An obvious point to make, but having a structure will help to direct conversation with the intention of reaching a decision, having action points or a conclusion to what you have to discuss. This could even be “timed” to ensure that you don’t over-run on some points and leave others not fully covered? Having a summary of points you will cover at the start of the meeting will also help the attendees to keep focussed on each area. An email prior to the meeting with an overview of the intention of the meeting can also help people get in the right frame of mind and give time for thoughts and ideas to form before the meeting.
Where possible, try to avoid including Any Other Business on the agenda. If something is worth discussing and is relevant to the meeting, then surely it should be worthy of its own agenda item. From a facilitator’s perspective, it also means that last minute curve balls can be avoided which could potentially undermine an effective meeting.
Time and Location
There is nothing worse than rumbling tummies and flailing attention spans when meetings are arranged near to lunchtime. Often choosing a time in the morning, when people are fresh in for the day, or after lunch when everyone has had a chance to recharge their batteries ready for the afternoon are the best times go for. Also, making sure that the location is appropriate for the needs of your meeting is important. A hot, stuffy and cramped room will not help in the flow of thought for your attendees.
Managing the group and keeping control
It’s often so easy for conversations to go off on a tangent, especially when many people are involved. It is often the same people who speak the most, and the quieter ones can be left on the sidelines. Attempting to bring everyone into the conversation, and listening to the opinions of everyone, including the quieter team members can often lead to an idea that is interesting and workable, that might not have been contributed by anyone else.
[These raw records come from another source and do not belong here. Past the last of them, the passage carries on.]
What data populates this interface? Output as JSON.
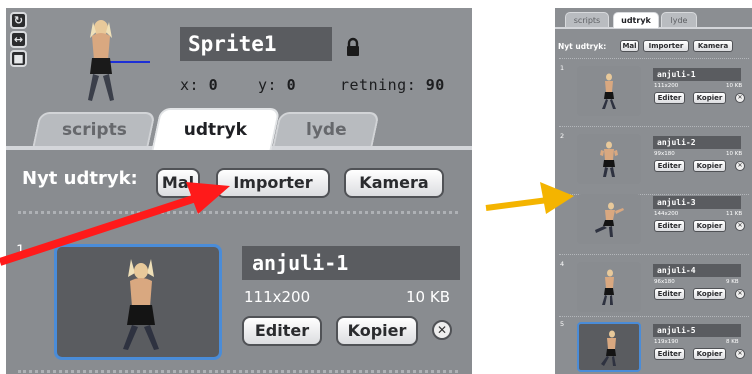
{
  "sprite": {
    "name": "Sprite1",
    "x_label": "x:",
    "x_value": "0",
    "y_label": "y:",
    "y_value": "0",
    "direction_label": "retning:",
    "direction_value": "90"
  },
  "rotation_buttons": [
    "rotate-icon",
    "flip-icon",
    "no-rotate-icon"
  ],
  "tabs": [
    {
      "label": "scripts",
      "active": false
    },
    {
      "label": "udtryk",
      "active": true
    },
    {
      "label": "lyde",
      "active": false
    }
  ],
  "new_costume": {
    "label": "Nyt udtryk:",
    "buttons": [
      "Mal",
      "Importer",
      "Kamera"
    ]
  },
  "costume_buttons": {
    "edit": "Editer",
    "copy": "Kopier",
    "delete": "✕"
  },
  "costumes": [
    {
      "index": "1",
      "name": "anjuli-1",
      "dimensions": "111x200",
      "size": "10 KB"
    },
    {
      "index": "2",
      "name": "anjuli-2",
      "dimensions": "99x180",
      "size": "10 KB"
    },
    {
      "index": "3",
      "name": "anjuli-3",
      "dimensions": "144x200",
      "size": "11 KB"
    },
    {
      "index": "4",
      "name": "anjuli-4",
      "dimensions": "96x180",
      "size": "9 KB"
    },
    {
      "index": "5",
      "name": "anjuli-5",
      "dimensions": "119x190",
      "size": "8 KB"
    }
  ],
  "colors": {
    "annotation_red_arrow": "#ff1a1a",
    "annotation_orange_arrow": "#f4b400",
    "selection_blue": "#4a8cd8",
    "panel_gray": "#8e9195"
  }
}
Using post it notes to record ideas or breaking larger groups into smaller teams to discuss a particular topic are great ways for ensuring everyone feels comfortable contributing.
Obviously there are other factors that might be considered and implemented depending of the size of your meeting, whether it is in-house or you have other people joining you from different companies.
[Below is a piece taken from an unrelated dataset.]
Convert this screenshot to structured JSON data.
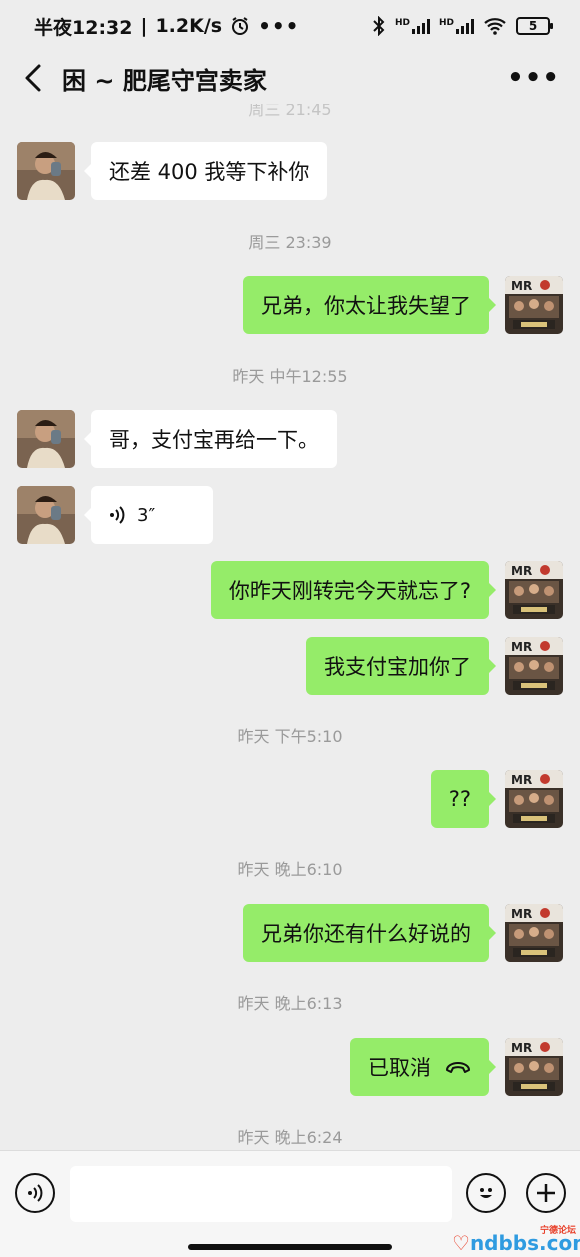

Stick to the 3 P’s
Purpose (Type of meeting, to cover what?)
People (Who needs to be involved) and
Process (What is the agenda/timescale/objectives?)
This can help you achieve a successful meeting that will result in you achieving the objectives that you have set out for yourself, your team and your company.